→ **WORK REQUEST**
Note each line in the data below that holds "ghost", and copy it.

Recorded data
● ● ●
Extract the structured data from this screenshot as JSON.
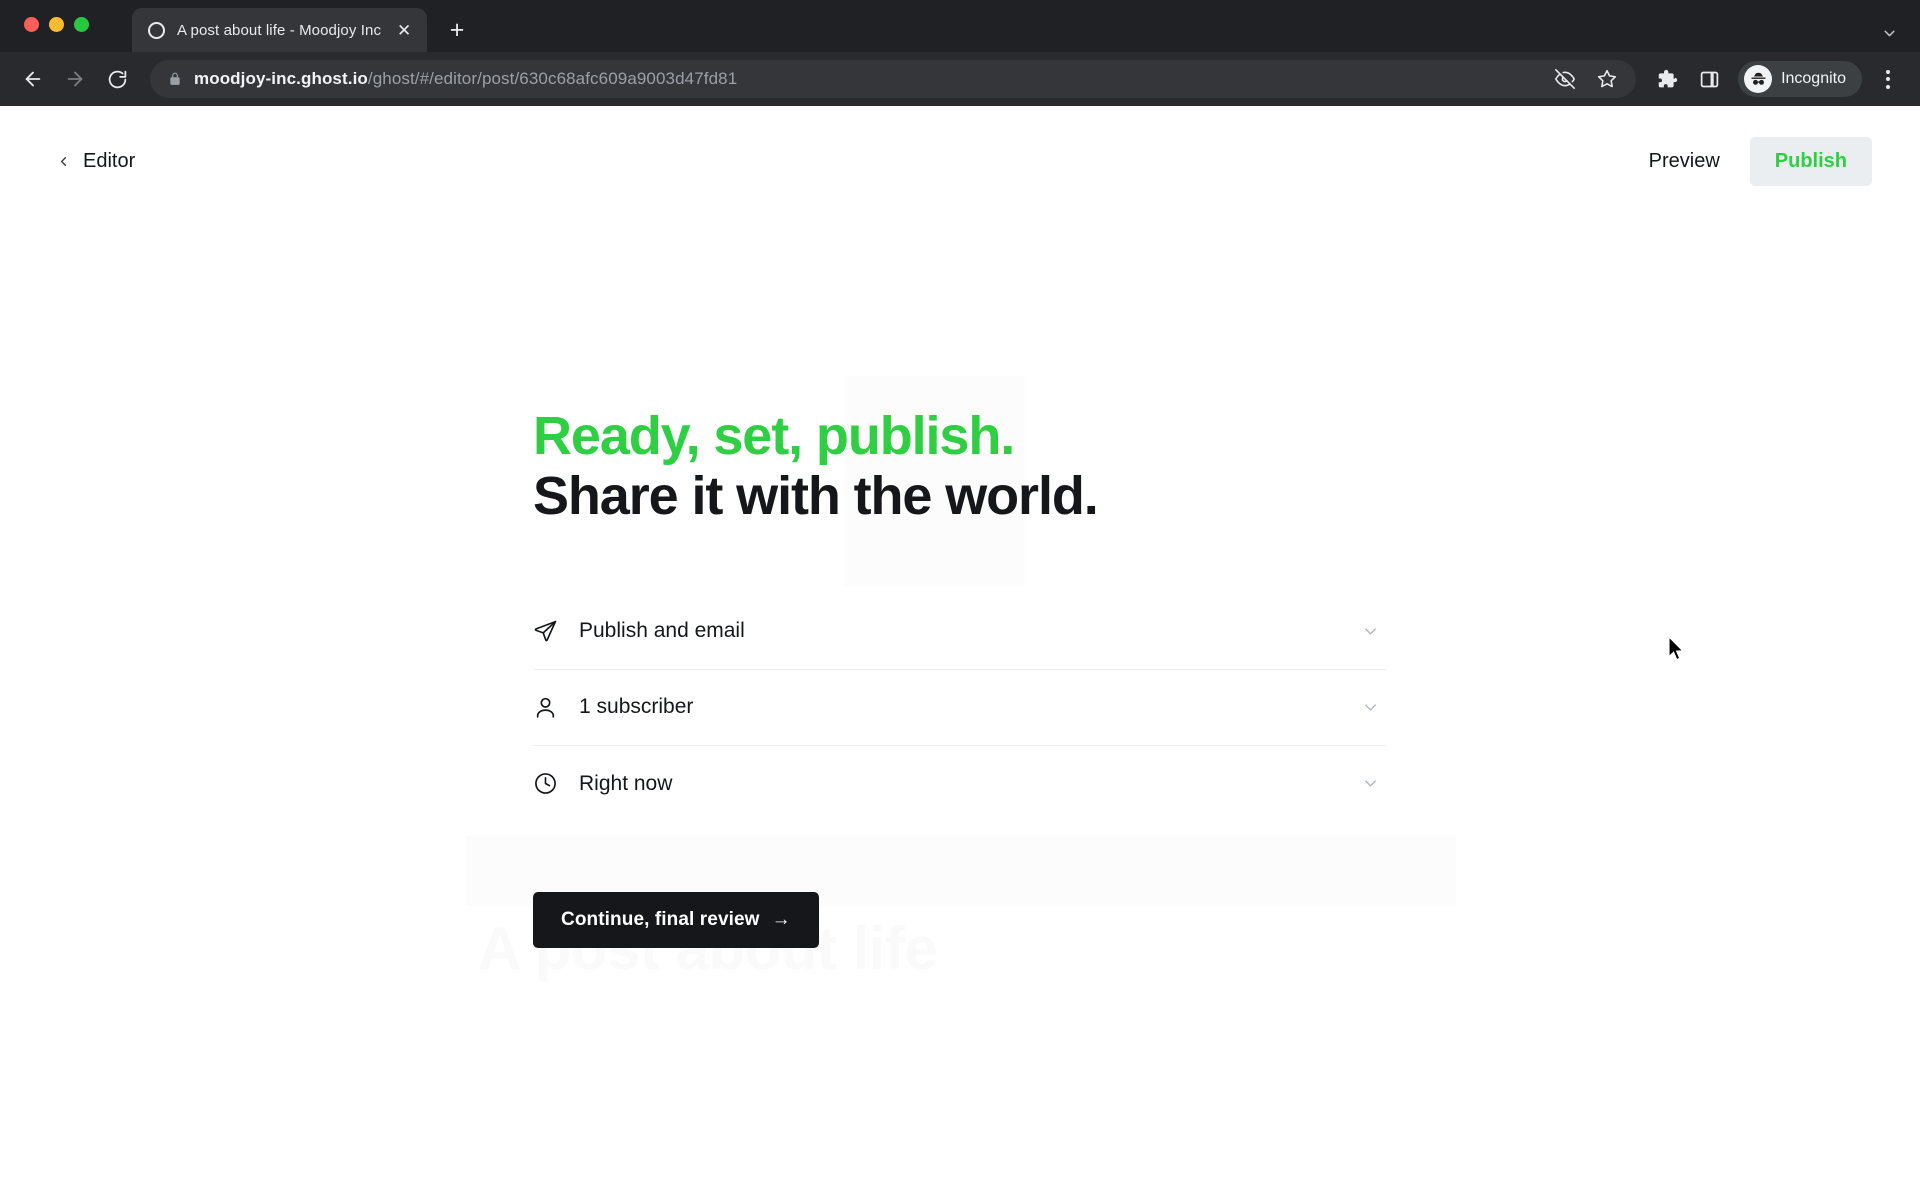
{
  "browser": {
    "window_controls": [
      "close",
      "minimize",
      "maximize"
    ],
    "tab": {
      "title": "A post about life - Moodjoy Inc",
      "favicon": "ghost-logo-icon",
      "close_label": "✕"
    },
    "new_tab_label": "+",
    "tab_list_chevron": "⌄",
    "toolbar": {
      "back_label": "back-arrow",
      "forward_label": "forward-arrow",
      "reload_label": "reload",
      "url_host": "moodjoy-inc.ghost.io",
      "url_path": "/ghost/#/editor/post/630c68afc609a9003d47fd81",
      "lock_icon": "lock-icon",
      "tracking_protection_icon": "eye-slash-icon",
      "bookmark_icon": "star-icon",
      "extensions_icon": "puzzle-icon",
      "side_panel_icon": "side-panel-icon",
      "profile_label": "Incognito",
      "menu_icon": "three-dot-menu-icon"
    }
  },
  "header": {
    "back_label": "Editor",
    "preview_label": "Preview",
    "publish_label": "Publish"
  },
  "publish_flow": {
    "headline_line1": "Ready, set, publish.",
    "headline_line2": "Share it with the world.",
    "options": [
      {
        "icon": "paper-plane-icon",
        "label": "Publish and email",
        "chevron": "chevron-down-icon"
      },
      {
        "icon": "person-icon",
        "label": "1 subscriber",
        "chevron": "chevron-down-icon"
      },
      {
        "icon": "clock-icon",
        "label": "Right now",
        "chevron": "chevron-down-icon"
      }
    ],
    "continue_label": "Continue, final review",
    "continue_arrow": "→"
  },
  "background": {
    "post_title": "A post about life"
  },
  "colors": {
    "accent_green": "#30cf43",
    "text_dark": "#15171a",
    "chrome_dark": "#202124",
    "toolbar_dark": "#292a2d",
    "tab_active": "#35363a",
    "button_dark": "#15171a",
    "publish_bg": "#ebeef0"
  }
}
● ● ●
→ **SOLUTION TO THIS PROBLEM**
      "favicon": "ghost-logo-icon",
      "url_host": "moodjoy-inc.ghost.io",
      "url_path": "/ghost/#/editor/post/630c68afc609a9003d47fd81",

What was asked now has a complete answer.